- Task: Only the lines with "Call" in them need to be copied from the listing.

-.-.-

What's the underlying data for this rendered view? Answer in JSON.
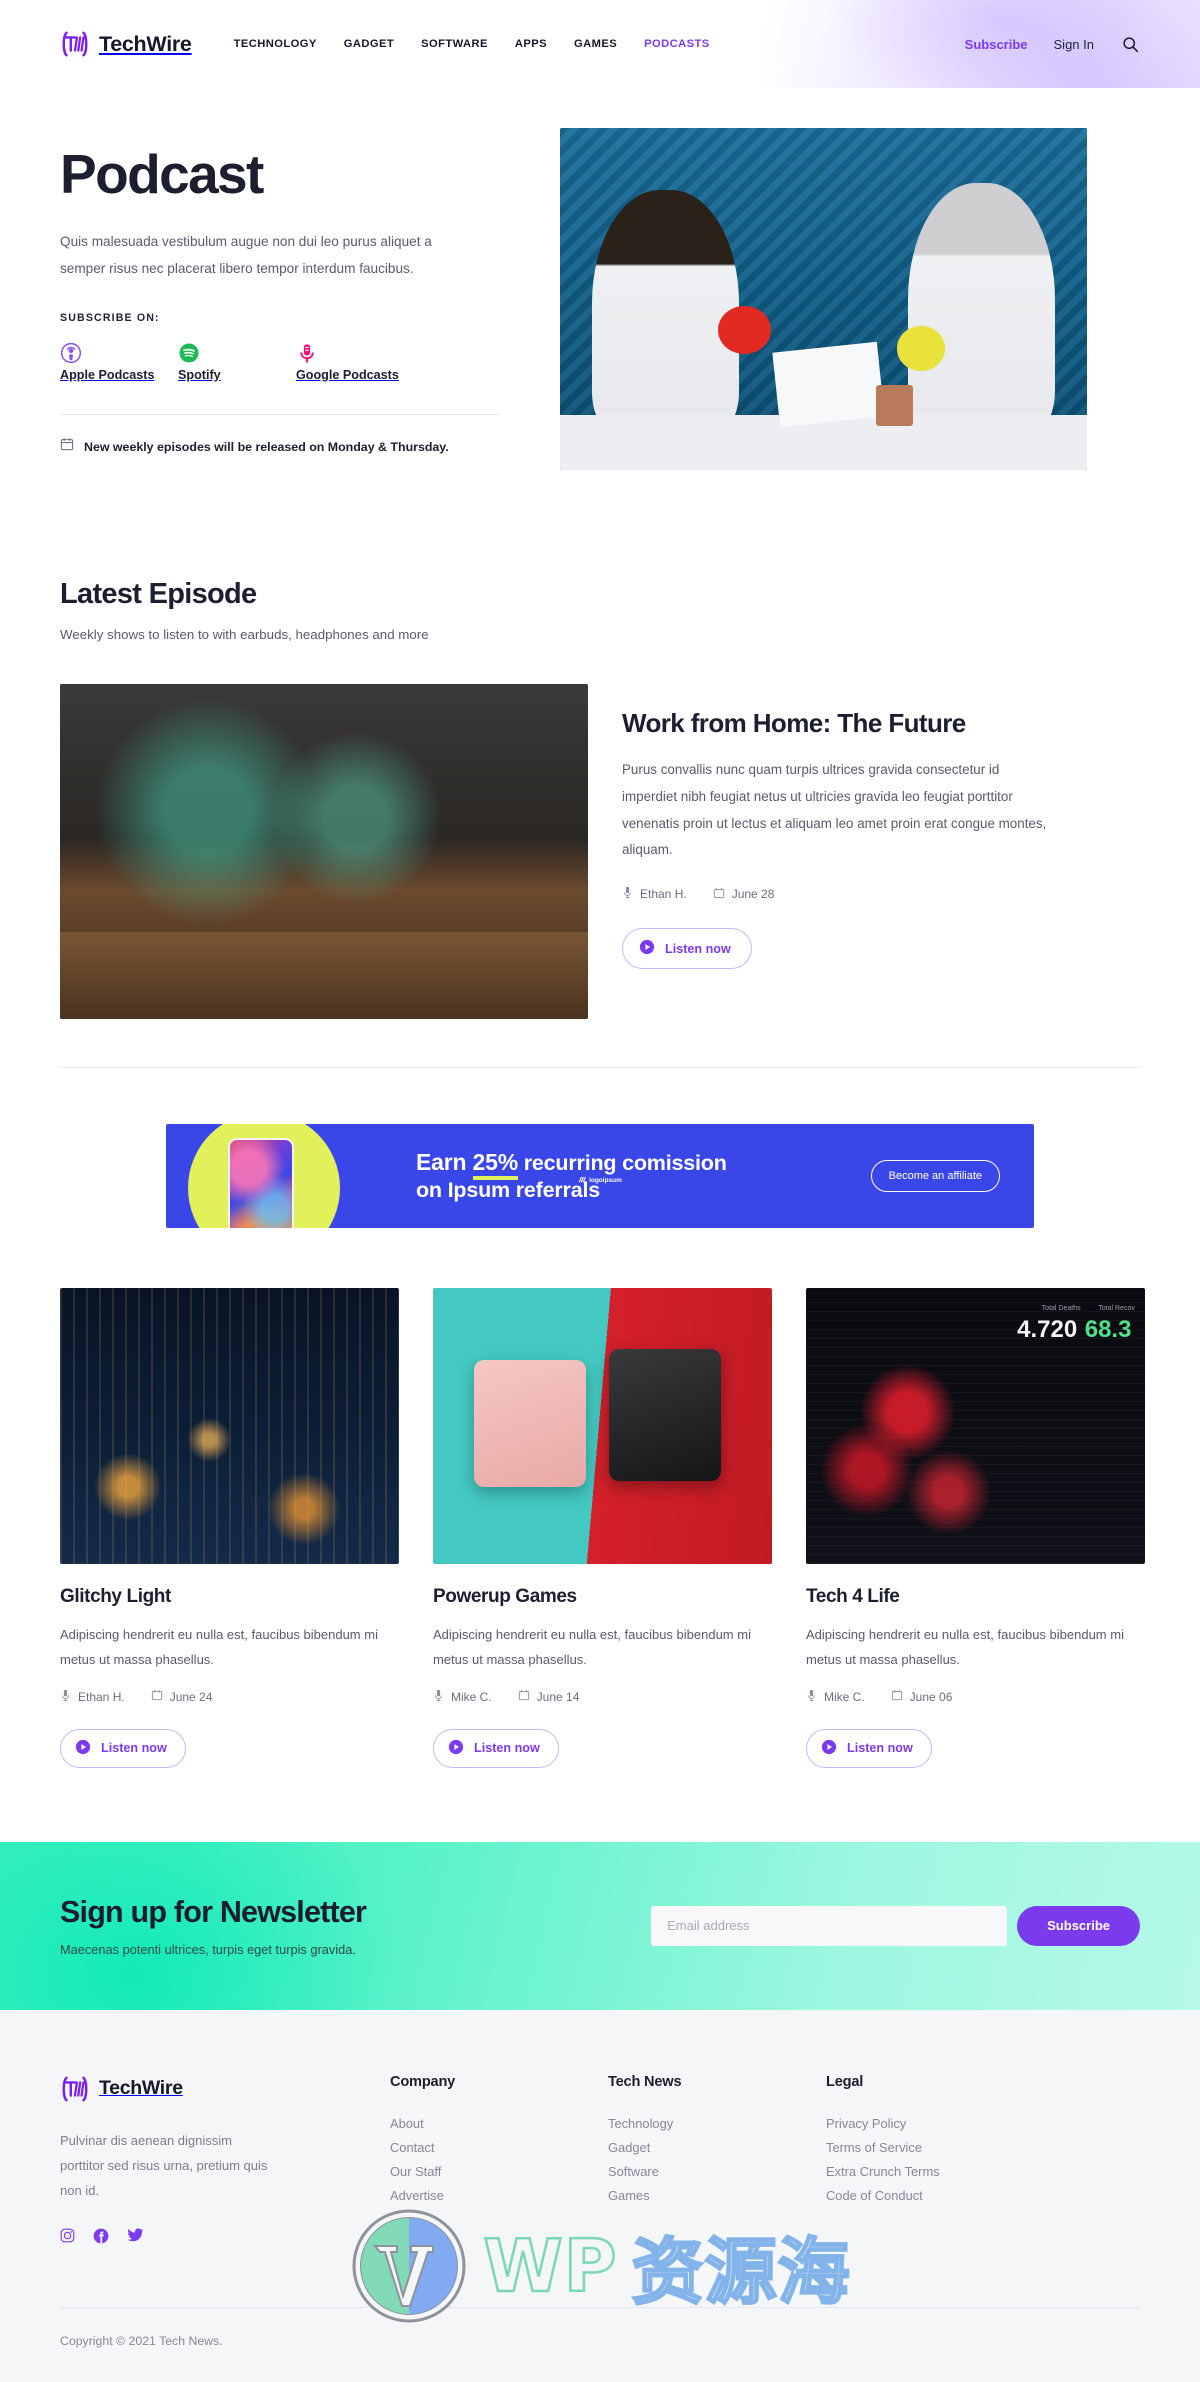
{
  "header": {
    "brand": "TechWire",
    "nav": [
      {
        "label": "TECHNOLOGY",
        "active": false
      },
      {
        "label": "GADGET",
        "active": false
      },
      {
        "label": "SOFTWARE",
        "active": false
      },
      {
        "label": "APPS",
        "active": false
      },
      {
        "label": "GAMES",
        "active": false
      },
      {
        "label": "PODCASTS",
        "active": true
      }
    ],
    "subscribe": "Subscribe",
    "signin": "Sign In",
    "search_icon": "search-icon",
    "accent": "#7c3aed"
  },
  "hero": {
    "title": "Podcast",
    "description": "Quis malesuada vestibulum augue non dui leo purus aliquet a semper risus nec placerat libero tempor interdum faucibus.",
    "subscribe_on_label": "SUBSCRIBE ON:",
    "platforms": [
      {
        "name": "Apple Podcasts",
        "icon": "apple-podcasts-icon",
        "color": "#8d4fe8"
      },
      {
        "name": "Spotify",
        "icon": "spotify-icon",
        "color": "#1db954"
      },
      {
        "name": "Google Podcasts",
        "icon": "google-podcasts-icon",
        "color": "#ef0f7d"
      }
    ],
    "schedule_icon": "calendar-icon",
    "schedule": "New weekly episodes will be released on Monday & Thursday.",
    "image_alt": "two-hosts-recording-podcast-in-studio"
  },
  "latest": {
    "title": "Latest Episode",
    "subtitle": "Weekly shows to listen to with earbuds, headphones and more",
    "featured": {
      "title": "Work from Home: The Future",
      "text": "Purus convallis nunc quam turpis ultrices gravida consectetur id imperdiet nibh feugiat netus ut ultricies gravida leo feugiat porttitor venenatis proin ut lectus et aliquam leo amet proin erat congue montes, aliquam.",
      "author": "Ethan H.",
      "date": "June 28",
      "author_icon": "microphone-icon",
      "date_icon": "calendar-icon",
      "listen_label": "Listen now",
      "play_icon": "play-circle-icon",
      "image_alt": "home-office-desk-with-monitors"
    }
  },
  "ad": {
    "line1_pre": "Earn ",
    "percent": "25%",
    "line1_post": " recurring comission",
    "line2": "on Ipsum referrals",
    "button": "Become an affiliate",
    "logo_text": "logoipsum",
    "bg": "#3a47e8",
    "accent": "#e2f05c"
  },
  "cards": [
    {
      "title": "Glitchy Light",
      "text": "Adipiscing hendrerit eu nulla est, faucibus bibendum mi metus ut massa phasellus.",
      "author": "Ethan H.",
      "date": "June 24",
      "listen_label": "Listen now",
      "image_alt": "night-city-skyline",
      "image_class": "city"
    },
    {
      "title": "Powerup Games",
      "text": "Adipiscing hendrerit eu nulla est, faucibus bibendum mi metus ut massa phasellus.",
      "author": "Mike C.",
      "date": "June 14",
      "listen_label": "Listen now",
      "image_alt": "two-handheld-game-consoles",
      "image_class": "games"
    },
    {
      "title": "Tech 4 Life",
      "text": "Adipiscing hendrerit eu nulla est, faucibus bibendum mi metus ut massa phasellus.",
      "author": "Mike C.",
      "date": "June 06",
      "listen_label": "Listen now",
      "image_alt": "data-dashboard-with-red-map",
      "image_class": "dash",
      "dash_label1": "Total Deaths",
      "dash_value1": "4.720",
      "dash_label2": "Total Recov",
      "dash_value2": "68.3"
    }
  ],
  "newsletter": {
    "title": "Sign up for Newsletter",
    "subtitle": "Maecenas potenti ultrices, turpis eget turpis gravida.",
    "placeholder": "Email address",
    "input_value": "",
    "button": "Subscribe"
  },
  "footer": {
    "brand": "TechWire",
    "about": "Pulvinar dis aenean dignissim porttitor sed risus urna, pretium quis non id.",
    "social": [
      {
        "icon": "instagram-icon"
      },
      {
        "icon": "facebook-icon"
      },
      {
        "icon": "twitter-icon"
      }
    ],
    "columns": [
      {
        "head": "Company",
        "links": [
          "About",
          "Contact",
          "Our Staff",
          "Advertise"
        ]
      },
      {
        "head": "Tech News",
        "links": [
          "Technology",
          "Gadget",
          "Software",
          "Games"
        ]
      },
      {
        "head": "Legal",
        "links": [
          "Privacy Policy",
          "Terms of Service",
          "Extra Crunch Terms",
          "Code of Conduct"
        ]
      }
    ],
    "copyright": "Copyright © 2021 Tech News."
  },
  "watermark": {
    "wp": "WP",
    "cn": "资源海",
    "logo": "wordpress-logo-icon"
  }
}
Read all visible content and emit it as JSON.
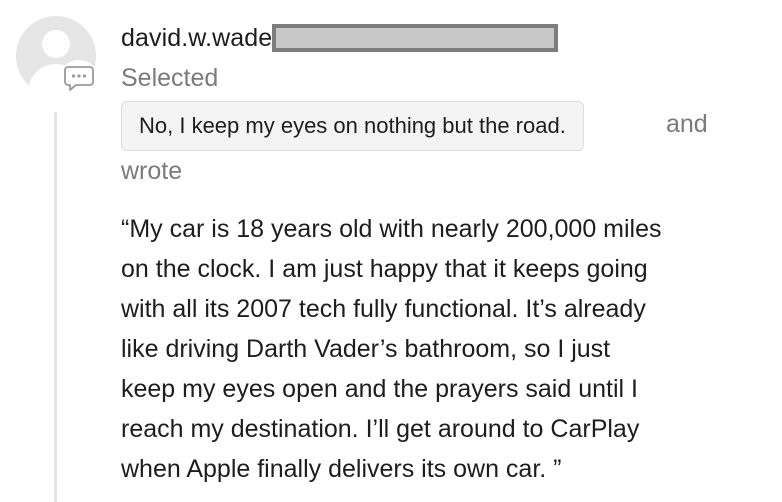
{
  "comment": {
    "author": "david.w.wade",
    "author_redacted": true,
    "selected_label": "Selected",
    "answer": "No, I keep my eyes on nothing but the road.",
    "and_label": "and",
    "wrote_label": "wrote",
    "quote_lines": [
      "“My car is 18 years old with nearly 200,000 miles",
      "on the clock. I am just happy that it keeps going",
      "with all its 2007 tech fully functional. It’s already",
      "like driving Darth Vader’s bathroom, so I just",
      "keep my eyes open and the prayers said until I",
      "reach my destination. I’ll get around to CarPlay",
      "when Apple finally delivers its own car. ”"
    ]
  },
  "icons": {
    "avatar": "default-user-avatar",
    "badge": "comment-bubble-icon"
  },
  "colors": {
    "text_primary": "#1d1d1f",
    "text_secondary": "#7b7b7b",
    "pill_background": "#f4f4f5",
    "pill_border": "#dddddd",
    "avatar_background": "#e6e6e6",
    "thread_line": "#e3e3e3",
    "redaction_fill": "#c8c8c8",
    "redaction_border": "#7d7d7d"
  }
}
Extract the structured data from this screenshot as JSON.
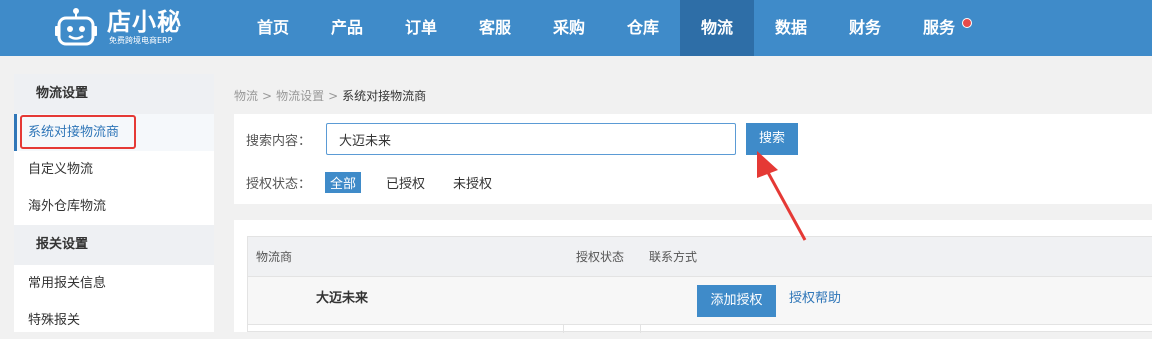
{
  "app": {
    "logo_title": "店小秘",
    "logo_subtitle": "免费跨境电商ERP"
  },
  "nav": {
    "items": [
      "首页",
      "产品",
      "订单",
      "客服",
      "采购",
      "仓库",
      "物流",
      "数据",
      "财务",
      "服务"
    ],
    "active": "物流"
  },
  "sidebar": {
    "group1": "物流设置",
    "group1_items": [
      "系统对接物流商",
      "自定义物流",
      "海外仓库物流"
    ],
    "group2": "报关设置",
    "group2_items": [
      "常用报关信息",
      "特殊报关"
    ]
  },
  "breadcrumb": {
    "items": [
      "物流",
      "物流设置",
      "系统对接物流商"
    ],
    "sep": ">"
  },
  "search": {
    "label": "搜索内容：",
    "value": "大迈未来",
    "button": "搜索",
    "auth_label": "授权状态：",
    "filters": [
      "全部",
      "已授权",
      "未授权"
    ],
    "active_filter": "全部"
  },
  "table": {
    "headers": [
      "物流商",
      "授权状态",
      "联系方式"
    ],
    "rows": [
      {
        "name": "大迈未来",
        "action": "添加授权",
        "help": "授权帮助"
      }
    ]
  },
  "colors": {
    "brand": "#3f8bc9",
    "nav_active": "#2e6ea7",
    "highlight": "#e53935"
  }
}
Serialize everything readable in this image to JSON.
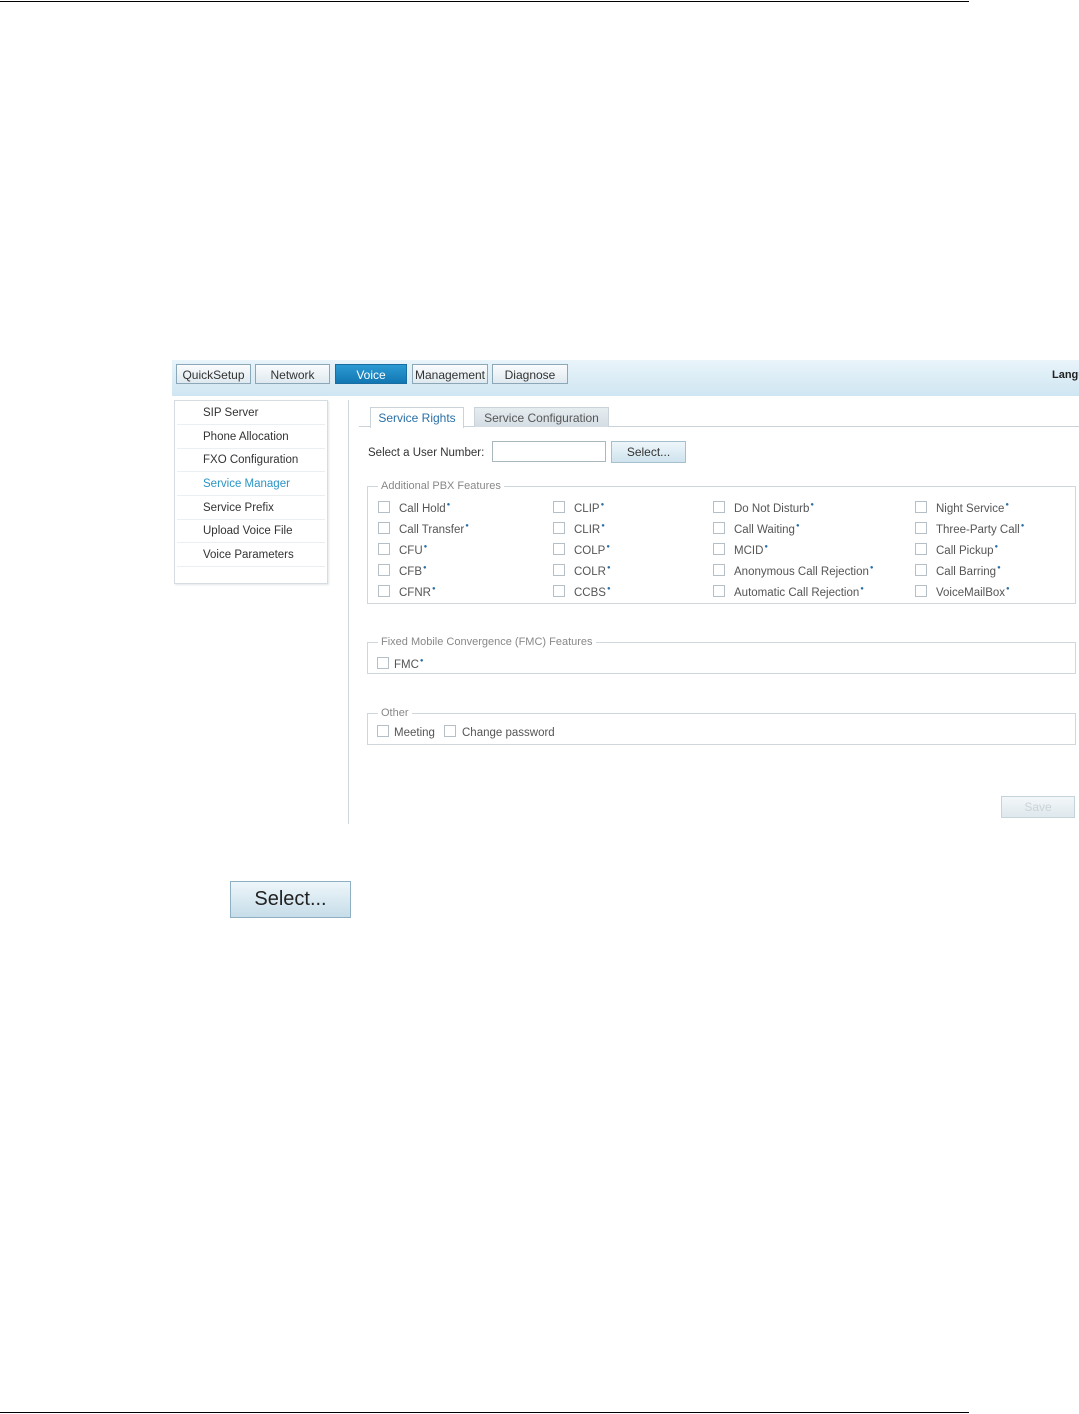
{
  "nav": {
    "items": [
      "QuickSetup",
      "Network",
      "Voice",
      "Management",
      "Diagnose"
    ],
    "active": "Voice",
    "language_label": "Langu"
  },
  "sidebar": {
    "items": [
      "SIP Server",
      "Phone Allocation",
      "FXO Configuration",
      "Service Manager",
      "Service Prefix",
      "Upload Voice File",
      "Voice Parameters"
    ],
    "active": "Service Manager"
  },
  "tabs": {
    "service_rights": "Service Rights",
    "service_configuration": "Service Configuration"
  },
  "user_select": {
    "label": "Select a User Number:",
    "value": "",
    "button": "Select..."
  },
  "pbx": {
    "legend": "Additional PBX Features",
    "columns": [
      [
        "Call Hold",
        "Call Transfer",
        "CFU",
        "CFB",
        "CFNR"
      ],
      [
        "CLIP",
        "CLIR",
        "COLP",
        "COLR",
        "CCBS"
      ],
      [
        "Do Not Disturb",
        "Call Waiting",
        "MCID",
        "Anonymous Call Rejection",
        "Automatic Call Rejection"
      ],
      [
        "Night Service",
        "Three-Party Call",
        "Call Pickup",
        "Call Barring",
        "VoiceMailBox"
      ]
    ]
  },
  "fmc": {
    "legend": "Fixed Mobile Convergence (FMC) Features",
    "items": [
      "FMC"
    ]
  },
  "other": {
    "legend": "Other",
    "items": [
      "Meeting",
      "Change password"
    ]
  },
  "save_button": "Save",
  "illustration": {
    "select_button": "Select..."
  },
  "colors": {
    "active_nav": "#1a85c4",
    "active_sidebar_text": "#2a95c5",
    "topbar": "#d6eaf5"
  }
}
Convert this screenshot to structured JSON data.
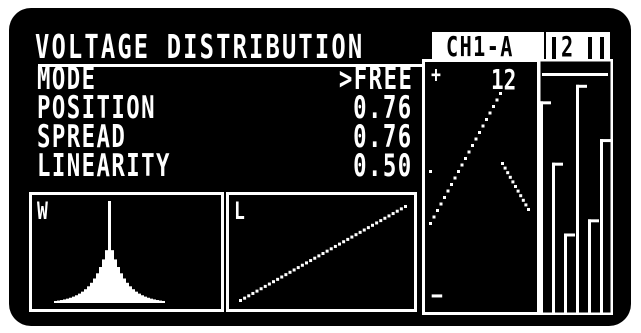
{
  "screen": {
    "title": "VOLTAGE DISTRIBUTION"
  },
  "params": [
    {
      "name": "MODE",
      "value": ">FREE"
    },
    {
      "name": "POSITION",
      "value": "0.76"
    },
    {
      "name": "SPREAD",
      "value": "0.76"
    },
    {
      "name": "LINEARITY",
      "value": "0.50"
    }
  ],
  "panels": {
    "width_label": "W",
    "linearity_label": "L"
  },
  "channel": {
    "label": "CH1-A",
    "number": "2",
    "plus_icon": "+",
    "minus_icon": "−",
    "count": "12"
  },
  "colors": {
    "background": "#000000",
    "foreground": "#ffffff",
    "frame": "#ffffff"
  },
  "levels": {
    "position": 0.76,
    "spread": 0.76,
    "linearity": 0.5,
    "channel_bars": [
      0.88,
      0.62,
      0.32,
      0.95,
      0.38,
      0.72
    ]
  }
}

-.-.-

- Expected answer:
        "Call Hold",
        "Call Transfer",
        "Call Waiting",
        "Anonymous Call Rejection",
        "Automatic Call Rejection"
        "Three-Party Call",
        "Call Pickup",
        "Call Barring",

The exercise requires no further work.